In the Sun, we get to know the name of the 21-year-old suspect. He’s Yahyah Farroukhm who was pinched at Aladdins [sic] Fried Chicken in Hounslow, West London, not far from his home in Stanwell, which is within inhaling distance of Heathrow Airport. At the time of his arrest, Farroukh was carrying a Kitkat and a drink can, which he dropped. The Mail says he has posted about his passion for smoking weed and anti-Israel images. But if those interests mark your out as a jihadi, then so much the worst for snowflake students and the hard-Left, although neither of those groups would be seen dead with a high-sugar KitKat.

Only in the Mail do we see the story couched as an asylum issue. “Council struggle to cope with influx” of “thousands of troubled teenagers” says the paper. It counts them all: a “staggering 4,2010 asylum-seeking juveniles” in council care across Britain”. The Mail says this is not to say they are all nutcases, just to highlight how many “vulnerable” children could “fall prey to radicalisation”.

A few words from some loon on the internet, and the normal, caring lad morphs into a mass murderer. Well, so goes the narrative. What it misses, of course, is the bit about what draws people towards radical and violent Islam? Why do they think it’s a worthy cause?

Frank Furedi:
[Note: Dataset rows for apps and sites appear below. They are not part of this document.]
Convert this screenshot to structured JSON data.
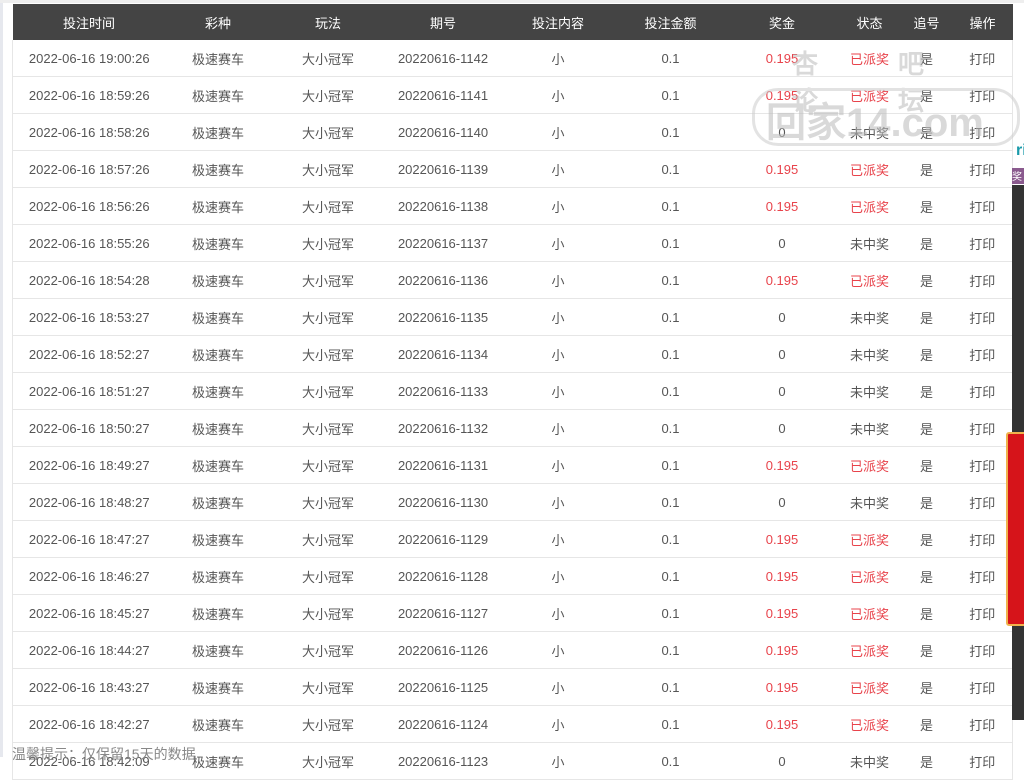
{
  "columns": [
    "投注时间",
    "彩种",
    "玩法",
    "期号",
    "投注内容",
    "投注金额",
    "奖金",
    "状态",
    "追号",
    "操作"
  ],
  "rows": [
    [
      "2022-06-16 19:00:26",
      "极速赛车",
      "大小冠军",
      "20220616-1142",
      "小",
      "0.1",
      "0.195",
      "已派奖",
      "是",
      "打印"
    ],
    [
      "2022-06-16 18:59:26",
      "极速赛车",
      "大小冠军",
      "20220616-1141",
      "小",
      "0.1",
      "0.195",
      "已派奖",
      "是",
      "打印"
    ],
    [
      "2022-06-16 18:58:26",
      "极速赛车",
      "大小冠军",
      "20220616-1140",
      "小",
      "0.1",
      "0",
      "未中奖",
      "是",
      "打印"
    ],
    [
      "2022-06-16 18:57:26",
      "极速赛车",
      "大小冠军",
      "20220616-1139",
      "小",
      "0.1",
      "0.195",
      "已派奖",
      "是",
      "打印"
    ],
    [
      "2022-06-16 18:56:26",
      "极速赛车",
      "大小冠军",
      "20220616-1138",
      "小",
      "0.1",
      "0.195",
      "已派奖",
      "是",
      "打印"
    ],
    [
      "2022-06-16 18:55:26",
      "极速赛车",
      "大小冠军",
      "20220616-1137",
      "小",
      "0.1",
      "0",
      "未中奖",
      "是",
      "打印"
    ],
    [
      "2022-06-16 18:54:28",
      "极速赛车",
      "大小冠军",
      "20220616-1136",
      "小",
      "0.1",
      "0.195",
      "已派奖",
      "是",
      "打印"
    ],
    [
      "2022-06-16 18:53:27",
      "极速赛车",
      "大小冠军",
      "20220616-1135",
      "小",
      "0.1",
      "0",
      "未中奖",
      "是",
      "打印"
    ],
    [
      "2022-06-16 18:52:27",
      "极速赛车",
      "大小冠军",
      "20220616-1134",
      "小",
      "0.1",
      "0",
      "未中奖",
      "是",
      "打印"
    ],
    [
      "2022-06-16 18:51:27",
      "极速赛车",
      "大小冠军",
      "20220616-1133",
      "小",
      "0.1",
      "0",
      "未中奖",
      "是",
      "打印"
    ],
    [
      "2022-06-16 18:50:27",
      "极速赛车",
      "大小冠军",
      "20220616-1132",
      "小",
      "0.1",
      "0",
      "未中奖",
      "是",
      "打印"
    ],
    [
      "2022-06-16 18:49:27",
      "极速赛车",
      "大小冠军",
      "20220616-1131",
      "小",
      "0.1",
      "0.195",
      "已派奖",
      "是",
      "打印"
    ],
    [
      "2022-06-16 18:48:27",
      "极速赛车",
      "大小冠军",
      "20220616-1130",
      "小",
      "0.1",
      "0",
      "未中奖",
      "是",
      "打印"
    ],
    [
      "2022-06-16 18:47:27",
      "极速赛车",
      "大小冠军",
      "20220616-1129",
      "小",
      "0.1",
      "0.195",
      "已派奖",
      "是",
      "打印"
    ],
    [
      "2022-06-16 18:46:27",
      "极速赛车",
      "大小冠军",
      "20220616-1128",
      "小",
      "0.1",
      "0.195",
      "已派奖",
      "是",
      "打印"
    ],
    [
      "2022-06-16 18:45:27",
      "极速赛车",
      "大小冠军",
      "20220616-1127",
      "小",
      "0.1",
      "0.195",
      "已派奖",
      "是",
      "打印"
    ],
    [
      "2022-06-16 18:44:27",
      "极速赛车",
      "大小冠军",
      "20220616-1126",
      "小",
      "0.1",
      "0.195",
      "已派奖",
      "是",
      "打印"
    ],
    [
      "2022-06-16 18:43:27",
      "极速赛车",
      "大小冠军",
      "20220616-1125",
      "小",
      "0.1",
      "0.195",
      "已派奖",
      "是",
      "打印"
    ],
    [
      "2022-06-16 18:42:27",
      "极速赛车",
      "大小冠军",
      "20220616-1124",
      "小",
      "0.1",
      "0.195",
      "已派奖",
      "是",
      "打印"
    ],
    [
      "2022-06-16 18:42:09",
      "极速赛车",
      "大小冠军",
      "20220616-1123",
      "小",
      "0.1",
      "0",
      "未中奖",
      "是",
      "打印"
    ]
  ],
  "footer": "温馨提示：仅保留15天的数据",
  "watermark": {
    "top": "杏吧 论坛",
    "main": "回家14.com"
  },
  "side": {
    "text": "ri",
    "badge": "奖"
  },
  "colors": {
    "header_bg": "#444444",
    "win_red": "#e8434b"
  }
}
Policymakers and the media continually refer to young Muslims as ‘vulnerable to radicalisation’. The term ‘vulnerability’ suggests passivity, powerlessness and gullibility. It suggests, in short, that those called vulnerable lack the intellectual resources necessary to cope with challenges. No doubt there are some weak and confused individuals drawn towards the jihadist subculture. But the reality is that most people who travel to Syria, for example, do so because they are inspired by a cause they believe is worth fighting for. Often such individuals show a capacity for planning, dissimulation, inventiveness and, above all, initiative.

The idea of vulnerability invokes individual characteristics that are often the very opposite to those actually possessed by people making the risky voyage to the Middle East. Contrary to the myth of vulnerability, these young people are – albeit misguidedly – attempting to exercise a measure of agency over their life.

If the would-be killer is so vulnerable – groomed by sick adults – is he recast from perpetrator to victim? It’s not terrorism. It’s child abuse. And how can the vulnerable be protected? The Mail says we should clamp down on Google and all that easy-to-reach knowledge. Yvette Cooper, the Labour MP, agrees. “The internet giants have made it much harder for people to find child abuse images online,” she says. “It’s time they showed the same commitment to tackling terrorism.” See images of child rape and become a paedophile, goes the thinking? See instructions on bomb making and blow up the London Underground. To see is to download and do.

The terrorists will never win, comes the declaration. But if their aim is to reduce our hard-won freedoms and make us distrustful of adults, then the enemy is having some success.



Posted: 18th, September 2017 | In: Key Posts, News, Reviews, Tabloids Comment | Follow the Comments on our RSS feed: RSS 2.0 | TrackBack | Permalink